App and web page records:
========================

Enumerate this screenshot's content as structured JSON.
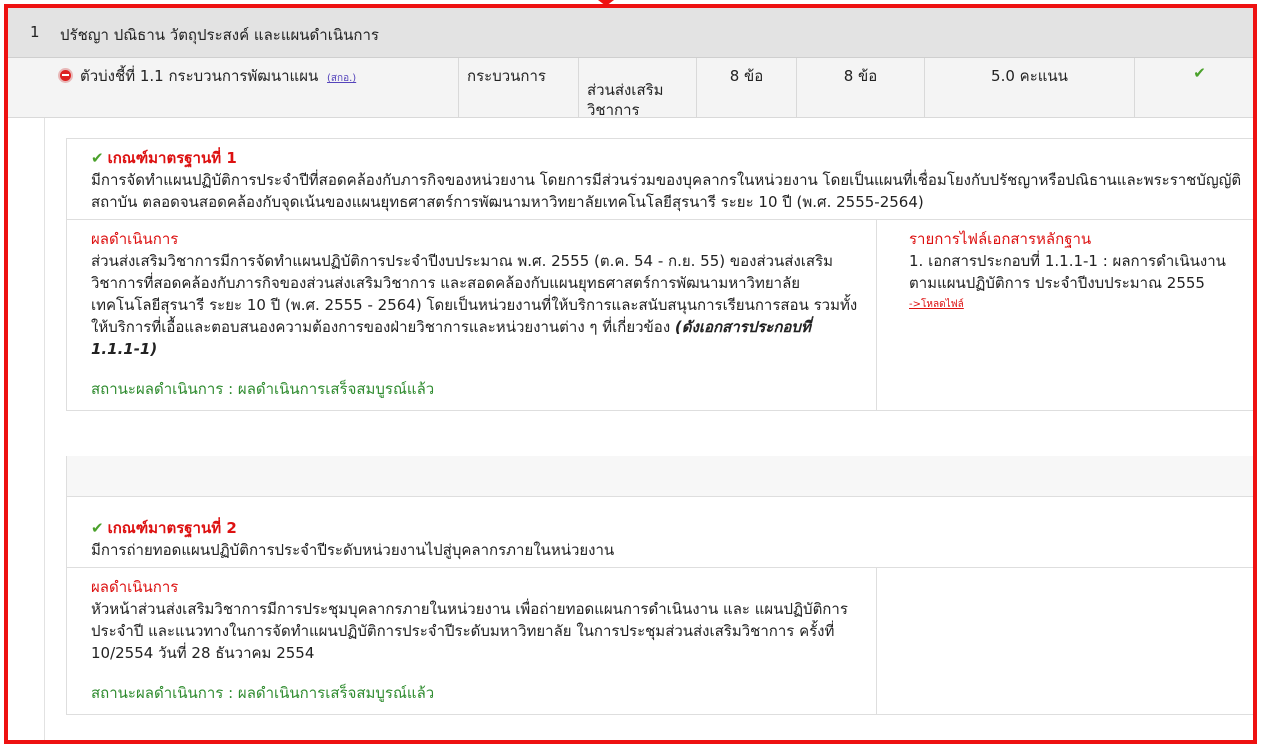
{
  "section": {
    "number": "1",
    "title": "ปรัชญา ปณิธาน วัตถุประสงค์ และแผนดำเนินการ"
  },
  "indicator": {
    "label": "ตัวบ่งชี้ที่ 1.1 กระบวนการพัฒนาแผน",
    "tag": "(สกอ.)",
    "type": "กระบวนการ",
    "unit": "ส่วนส่งเสริม\nวิชาการ",
    "target": "8 ข้อ",
    "achieved": "8 ข้อ",
    "score": "5.0 คะแนน",
    "status_icon": "check-icon"
  },
  "criteria": [
    {
      "title": "เกณฑ์มาตรฐานที่ 1",
      "description": "มีการจัดทำแผนปฏิบัติการประจำปีที่สอดคล้องกับภารกิจของหน่วยงาน โดยการมีส่วนร่วมของบุคลากรในหน่วยงาน โดยเป็นแผนที่เชื่อมโยงกับปรัชญาหรือปณิธานและพระราชบัญญัติสถาบัน ตลอดจนสอดคล้องกับจุดเน้นของแผนยุทธศาสตร์การพัฒนามหาวิทยาลัยเทคโนโลยีสุรนารี ระยะ 10 ปี (พ.ศ. 2555-2564)",
      "result_label": "ผลดำเนินการ",
      "result_text": "ส่วนส่งเสริมวิชาการมีการจัดทำแผนปฏิบัติการประจำปีงบประมาณ พ.ศ. 2555 (ต.ค. 54 - ก.ย. 55) ของส่วนส่งเสริมวิชาการที่สอดคล้องกับภารกิจของส่วนส่งเสริมวิชาการ และสอดคล้องกับแผนยุทธศาสตร์การพัฒนามหาวิทยาลัยเทคโนโลยีสุรนารี ระยะ 10 ปี (พ.ศ. 2555 - 2564) โดยเป็นหน่วยงานที่ให้บริการและสนับสนุนการเรียนการสอน รวมทั้งให้บริการที่เอื้อและตอบสนองความต้องการของฝ่ายวิชาการและหน่วยงานต่าง ๆ ที่เกี่ยวข้อง ",
      "result_doc_ref": "(ดังเอกสารประกอบที่ 1.1.1-1)",
      "status_text": "สถานะผลดำเนินการ : ผลดำเนินการเสร็จสมบูรณ์แล้ว",
      "files_label": "รายการไฟล์เอกสารหลักฐาน",
      "file_item": "1. เอกสารประกอบที่ 1.1.1-1 : ผลการดำเนินงานตามแผนปฏิบัติการ ประจำปีงบประมาณ 2555",
      "download_label": "->โหลดไฟล์"
    },
    {
      "title": "เกณฑ์มาตรฐานที่ 2",
      "description": "มีการถ่ายทอดแผนปฏิบัติการประจำปีระดับหน่วยงานไปสู่บุคลากรภายในหน่วยงาน",
      "result_label": "ผลดำเนินการ",
      "result_text": "หัวหน้าส่วนส่งเสริมวิชาการมีการประชุมบุคลากรภายในหน่วยงาน เพื่อถ่ายทอดแผนการดำเนินงาน และ แผนปฏิบัติการประจำปี และแนวทางในการจัดทำแผนปฏิบัติการประจำปีระดับมหาวิทยาลัย ในการประชุมส่วนส่งเสริมวิชาการ ครั้งที่ 10/2554 วันที่ 28 ธันวาคม 2554",
      "status_text": "สถานะผลดำเนินการ : ผลดำเนินการเสร็จสมบูรณ์แล้ว"
    }
  ]
}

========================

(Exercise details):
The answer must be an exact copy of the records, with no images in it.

(Task output):
Enumerate this screenshot's content as structured JSON.
{
  "section": {
    "number": "1",
    "title": "ปรัชญา ปณิธาน วัตถุประสงค์ และแผนดำเนินการ"
  },
  "indicator": {
    "label": "ตัวบ่งชี้ที่ 1.1 กระบวนการพัฒนาแผน",
    "tag": "(สกอ.)",
    "type": "กระบวนการ",
    "unit": "ส่วนส่งเสริม\nวิชาการ",
    "target": "8 ข้อ",
    "achieved": "8 ข้อ",
    "score": "5.0 คะแนน",
    "status_icon": "check-icon"
  },
  "criteria": [
    {
      "title": "เกณฑ์มาตรฐานที่ 1",
      "description": "มีการจัดทำแผนปฏิบัติการประจำปีที่สอดคล้องกับภารกิจของหน่วยงาน โดยการมีส่วนร่วมของบุคลากรในหน่วยงาน โดยเป็นแผนที่เชื่อมโยงกับปรัชญาหรือปณิธานและพระราชบัญญัติสถาบัน ตลอดจนสอดคล้องกับจุดเน้นของแผนยุทธศาสตร์การพัฒนามหาวิทยาลัยเทคโนโลยีสุรนารี ระยะ 10 ปี (พ.ศ. 2555-2564)",
      "result_label": "ผลดำเนินการ",
      "result_text": "ส่วนส่งเสริมวิชาการมีการจัดทำแผนปฏิบัติการประจำปีงบประมาณ พ.ศ. 2555 (ต.ค. 54 - ก.ย. 55) ของส่วนส่งเสริมวิชาการที่สอดคล้องกับภารกิจของส่วนส่งเสริมวิชาการ และสอดคล้องกับแผนยุทธศาสตร์การพัฒนามหาวิทยาลัยเทคโนโลยีสุรนารี ระยะ 10 ปี (พ.ศ. 2555 - 2564) โดยเป็นหน่วยงานที่ให้บริการและสนับสนุนการเรียนการสอน รวมทั้งให้บริการที่เอื้อและตอบสนองความต้องการของฝ่ายวิชาการและหน่วยงานต่าง ๆ ที่เกี่ยวข้อง ",
      "result_doc_ref": "(ดังเอกสารประกอบที่ 1.1.1-1)",
      "status_text": "สถานะผลดำเนินการ : ผลดำเนินการเสร็จสมบูรณ์แล้ว",
      "files_label": "รายการไฟล์เอกสารหลักฐาน",
      "file_item": "1. เอกสารประกอบที่ 1.1.1-1 : ผลการดำเนินงานตามแผนปฏิบัติการ ประจำปีงบประมาณ 2555",
      "download_label": "->โหลดไฟล์"
    },
    {
      "title": "เกณฑ์มาตรฐานที่ 2",
      "description": "มีการถ่ายทอดแผนปฏิบัติการประจำปีระดับหน่วยงานไปสู่บุคลากรภายในหน่วยงาน",
      "result_label": "ผลดำเนินการ",
      "result_text": "หัวหน้าส่วนส่งเสริมวิชาการมีการประชุมบุคลากรภายในหน่วยงาน เพื่อถ่ายทอดแผนการดำเนินงาน และ แผนปฏิบัติการประจำปี และแนวทางในการจัดทำแผนปฏิบัติการประจำปีระดับมหาวิทยาลัย ในการประชุมส่วนส่งเสริมวิชาการ ครั้งที่ 10/2554 วันที่ 28 ธันวาคม 2554",
      "status_text": "สถานะผลดำเนินการ : ผลดำเนินการเสร็จสมบูรณ์แล้ว"
    }
  ]
}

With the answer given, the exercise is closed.